The control, again, is so much better and tighter and more… full-seeming than in CotM. Don’t get me wrong; I loved how Nathan felt in that game. But the control was generally pretty loose, and while Nathan always did exactly what he was told to, he didn’t seem to have much… substance to him. The entire game had that weird sort of a sensation for me, so it’s not just the control. But there was no heft. What flexibility he had felt both kind of messy and strangely contrived. Why did he suddenly get certain abilities when he did, for instance? Why was being able to push crates a special power? What the heck is that “rocket jump” special move? Where does it come from? Whenever I learned a new move with him, it felt more like it had merely been arbitrarily unlocked for me so as to allow me to progress.

Juste, in contrast, starts off feeling much more… rigid than Nathan. His dash ability is indescribably helpful, and it’s neat that he’s able to swing his whip around as in Super Castlevania IV. But he’s less of a jumping bean, he doesn’t start with a slide move, he initially can’t automatically twirl his whip as Nathan could. He’s certainly animated a hell of a lot better than Nathan, and his sprite is larger and more visible — but he’s… well, he feels more like a Belmont than a random platforming character with a whip. Just as floaty ol’ Nathan was great for soaring aimlessly around the open structures in his game, Juste has a much more satisfying kind of focus to him. What he loses in out-and-out freedom he gains in precision and, frankly, respectability.

Nothing seems to be wasted on Juste, and nothing seems to be arbitrary. His starting abilities make sense, and (at least so far) every time I’ve gotten a new one it’s been a pretty logical (and balanced) addition. Plus, if you’re missing a particular move from nearly any other Castlevania game — it’s apparently in here somewhere. Now that I’ve got a slide move and can automatically spin my whip around as Nathan did (although I could manually approximate this effect before), I feel like I’ve earned the abilities and like they’re natural extensions to what I started off with. They’re not just there.
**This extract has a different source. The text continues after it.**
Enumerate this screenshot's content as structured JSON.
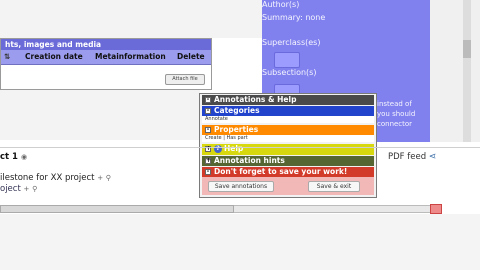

I also like how carefully Igarashi has been to make clear the time period in which the game takes place, and exactly who the characters are in relation to the universe we know so far — from the box to the instructions to the game itself, there’s no mystery at all. It’s stated right out that fifty years have passed since Simon’s Quest and that Juste is Simon Belmont’s grandson. It says what he’s doing, what the relation of this task is to the previous game (chronologically speaking), and how uncommonly gifted he is even for a Belmont. And in the (commendably well-made) instructions, it quickly mentions that his magical abilities come from the Fernandez (Belnades) family.

I’m only about two hours in, but — as you’ve likely gathered — my impression is good so far. The game feels — again — more like a true Castlevania game than any I’ve played in a while. And there are elements I’ve seen from a bunch of other Castlevanias, here. The refereces are particularly heavy to the first two Gameboy games, to the NES trilogy, to the Dracula X series (which makes sense, seeing as how HoD can sort of be considered the third game in that subseries), to Bloodlines, even to CotM and Super Castlevania IV. And heck, the N64 games are even referenced slightly (what with the Fernandez name).
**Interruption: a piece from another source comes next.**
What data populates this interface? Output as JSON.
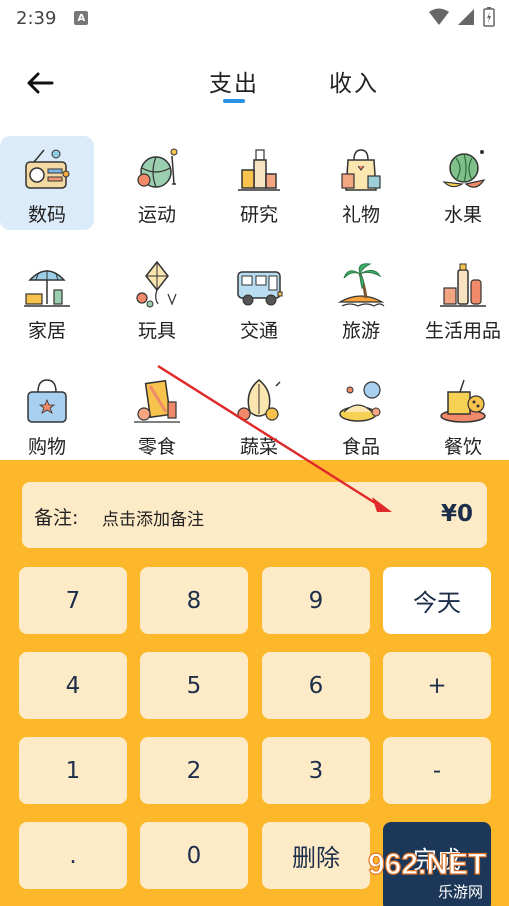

I think a few more things probably could have been done with the game, but in general I’m impressed up to this point. And I’m more confident than ever that Igarashi is the guy who should be heading this series; no one else at Konami seems to really get it the way he does. And even if the game does have its flaws, it feels real. It’s not hard to tell how much effort went into the game, and how devoted the man is both to the legacy of the series and to its fans. This isn’t something you get a whole lot in any form of art or entertainment, seemingly least of all videogames and film. And it’s exactly what was missing from Circle of the Moon. He’s got my trust for the future.

A short note: Is Ayami Kojima (Igarashi’s chosen artist since Symphony of the Night) of any relation to Hideo? They both work at Konami, after all.